(Learning about Wuxi’s New District Industrial Park; photo credit, Peter Pi)
So far, any slice of China and the Chinese people one wants to cut out is full of economic, cultural and intellectual diversity — so I fear that it is very easy for an observer to see what he or she wants to see in this country. That in itself, though, seems to be a huge change from what this place was like 30, or even 20 years ago.
One of the behavioral characteristics many before me have seen in China is the well developed sense of self interest in China. Japanese citizens in contrast seem to me to be much more focused on their group, and clubs, and other vastly sprawling social networks. The Chinese want to do business, do projects, engage in hobbies, be pragmatic and get ahead.
In my encounters here, I don’t get a sense from many people of deep concern for the common good, for the broad public welfare. They expect the government to see to these needs and to make the choices that promote public happiness and well-being, and when the government doesn’t — as many feel in environmental issues — the public gets frustrated. Otherwise, the average citizen doesn’t really ponder these larger issues and has mentally delegated them to the political order.

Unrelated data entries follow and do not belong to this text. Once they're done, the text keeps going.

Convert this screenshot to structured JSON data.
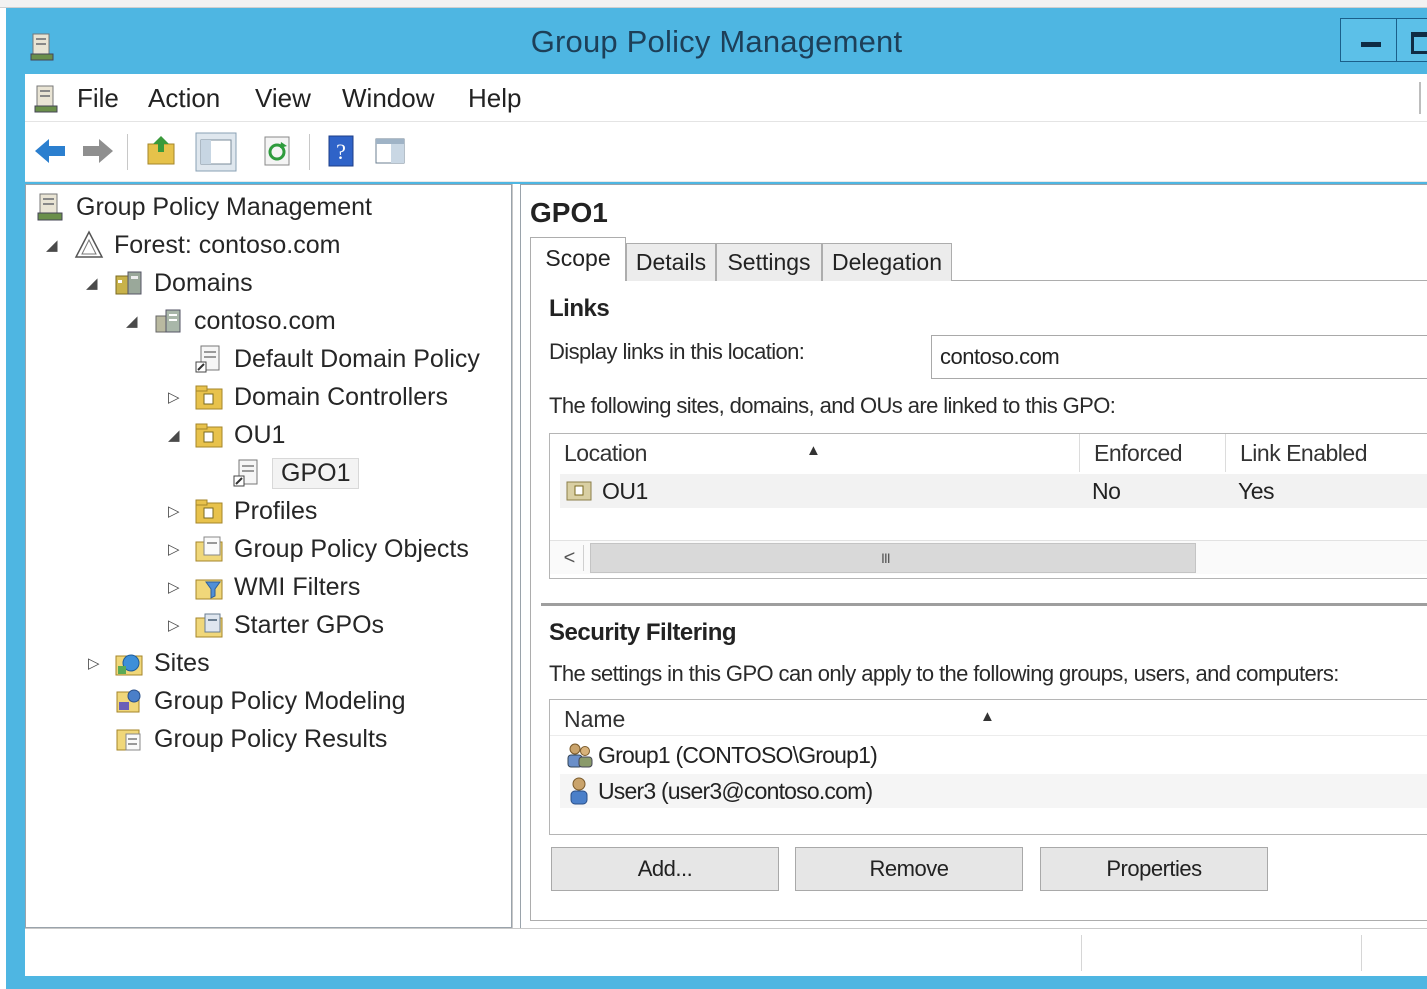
{
  "window": {
    "title": "Group Policy Management"
  },
  "menu": {
    "items": [
      "File",
      "Action",
      "View",
      "Window",
      "Help"
    ]
  },
  "toolbar": {
    "buttons": [
      "back-arrow-icon",
      "forward-arrow-icon",
      "up-folder-icon",
      "show-hide-tree-icon",
      "refresh-icon",
      "help-icon",
      "action-pane-icon"
    ]
  },
  "tree": {
    "items": [
      {
        "label": "Group Policy Management",
        "icon": "gpm-console-icon",
        "expander": ""
      },
      {
        "label": "Forest: contoso.com",
        "icon": "forest-icon",
        "expander": "◢"
      },
      {
        "label": "Domains",
        "icon": "domains-icon",
        "expander": "◢"
      },
      {
        "label": "contoso.com",
        "icon": "domain-icon",
        "expander": "◢"
      },
      {
        "label": "Default Domain Policy",
        "icon": "gpo-link-icon",
        "expander": ""
      },
      {
        "label": "Domain Controllers",
        "icon": "ou-folder-icon",
        "expander": "▷"
      },
      {
        "label": "OU1",
        "icon": "ou-folder-icon",
        "expander": "◢"
      },
      {
        "label": "GPO1",
        "icon": "gpo-link-icon",
        "expander": ""
      },
      {
        "label": "Profiles",
        "icon": "ou-folder-icon",
        "expander": "▷"
      },
      {
        "label": "Group Policy Objects",
        "icon": "gpo-container-icon",
        "expander": "▷"
      },
      {
        "label": "WMI Filters",
        "icon": "wmi-filters-icon",
        "expander": "▷"
      },
      {
        "label": "Starter GPOs",
        "icon": "starter-gpos-icon",
        "expander": "▷"
      },
      {
        "label": "Sites",
        "icon": "sites-icon",
        "expander": "▷"
      },
      {
        "label": "Group Policy Modeling",
        "icon": "modeling-icon",
        "expander": ""
      },
      {
        "label": "Group Policy Results",
        "icon": "results-icon",
        "expander": ""
      }
    ]
  },
  "details": {
    "title": "GPO1",
    "tabs": [
      "Scope",
      "Details",
      "Settings",
      "Delegation"
    ],
    "active_tab": "Scope",
    "links": {
      "section_title": "Links",
      "display_label": "Display links in this location:",
      "location_value": "contoso.com",
      "linked_text": "The following sites, domains, and OUs are linked to this GPO:",
      "columns": [
        "Location",
        "Enforced",
        "Link Enabled"
      ],
      "sort_indicator": "▲",
      "rows": [
        {
          "location": "OU1",
          "enforced": "No",
          "link_enabled": "Yes"
        }
      ],
      "scroll_left": "<",
      "scroll_grip": "III"
    },
    "security": {
      "section_title": "Security Filtering",
      "description": "The settings in this GPO can only apply to the following groups, users, and computers:",
      "column": "Name",
      "sort_indicator": "▲",
      "rows": [
        {
          "name": "Group1 (CONTOSO\\Group1)",
          "icon": "group-icon"
        },
        {
          "name": "User3 (user3@contoso.com)",
          "icon": "user-icon"
        }
      ],
      "buttons": [
        "Add...",
        "Remove",
        "Properties"
      ]
    }
  },
  "colors": {
    "frame": "#4eb6e2",
    "title_text": "#1d3f58"
  }
}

The one exception I have found to this in Beijing, Wuxi, Shenzhen, Shanghai and some other places in speaking both to municipal officials, Shanghai port designers and engineers, industrial park managers, and even military representatives is that the global financial crisis created the potential of an economic tsunami for China that might have wiped out not only a great deal of China’s wealth — but the state’s ability to promulgate “hope” for a better economic future among its advancement-hungry citizens.
China takes jobs seriously — hugely seriously. During the financial crisis, the country’s provincial authorities and national government created incentives for firms to retain rather than layoff workers. They invested heavily in training and re-training programs with highly detailed job replacement support for those workers displaced during the crisis.
The kinds of programs China deployed are enormously expensive — and in most capitalist societies, these programs are modest if not trivial, and often used more as fig leafs to seduce recalcitrant political parties, and occasionally labor unions, to accept economic arrangements that can have harsh displacement impact on, for example, American workers.
One could argue that it would have been more economically efficient for China to just let the hand of economic fate reorganize the Chinese political economy — to reward the most competitive parts of China’s economic base and to punish the parts that were too dependent on American and European consumption, or too costly and uncompetitive given new pressures from places like Vietnam, Laos and Cambodia.
But China’s national interest — and sense of concern for average citizens in the group sense — prompted these large scale supports in job retention, retraining, and new job creation.
It’s not possible to observe what China has done without a significant amount of respect for its commitment to its workers — which prompts the question of what tools does the U.S. government not have at its disposal to make similar efforts on behalf of U.S. citizens during a time of severe economic crisis.
The U.S. economy is back in wobbly territory — and there is much that can be learned from China in my view in the way that the country here mixes individual economic self interest and national economic objectives.
America needs to be making substantially greater investments in high-wage job generating infrastructure development that can help generate for the US economy recurring returns over generations. That is what China is doing — and there is no excuse that is rational for the U.S. not to be doing what it needs to do to leapfrog out of its current economic morass into a more dynamic, innovation-driven future.
— Steve Clemons